Given data -
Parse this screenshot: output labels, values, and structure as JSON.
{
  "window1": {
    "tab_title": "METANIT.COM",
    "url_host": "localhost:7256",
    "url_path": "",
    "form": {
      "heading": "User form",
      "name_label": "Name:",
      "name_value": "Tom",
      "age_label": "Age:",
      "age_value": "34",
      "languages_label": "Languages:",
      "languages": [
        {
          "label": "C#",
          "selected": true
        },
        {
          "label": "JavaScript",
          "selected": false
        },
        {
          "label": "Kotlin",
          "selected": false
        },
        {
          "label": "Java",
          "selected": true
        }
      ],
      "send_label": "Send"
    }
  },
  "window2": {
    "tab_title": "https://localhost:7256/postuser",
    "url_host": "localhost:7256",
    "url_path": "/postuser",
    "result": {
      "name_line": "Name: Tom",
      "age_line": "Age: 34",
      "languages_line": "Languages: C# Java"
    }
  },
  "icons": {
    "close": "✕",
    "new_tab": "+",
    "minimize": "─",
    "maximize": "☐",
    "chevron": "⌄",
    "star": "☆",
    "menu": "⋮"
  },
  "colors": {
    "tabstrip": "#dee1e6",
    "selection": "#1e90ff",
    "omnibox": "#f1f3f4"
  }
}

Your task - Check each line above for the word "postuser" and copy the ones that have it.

Written response -
    "tab_title": "https://localhost:7256/postuser",
    "url_path": "/postuser",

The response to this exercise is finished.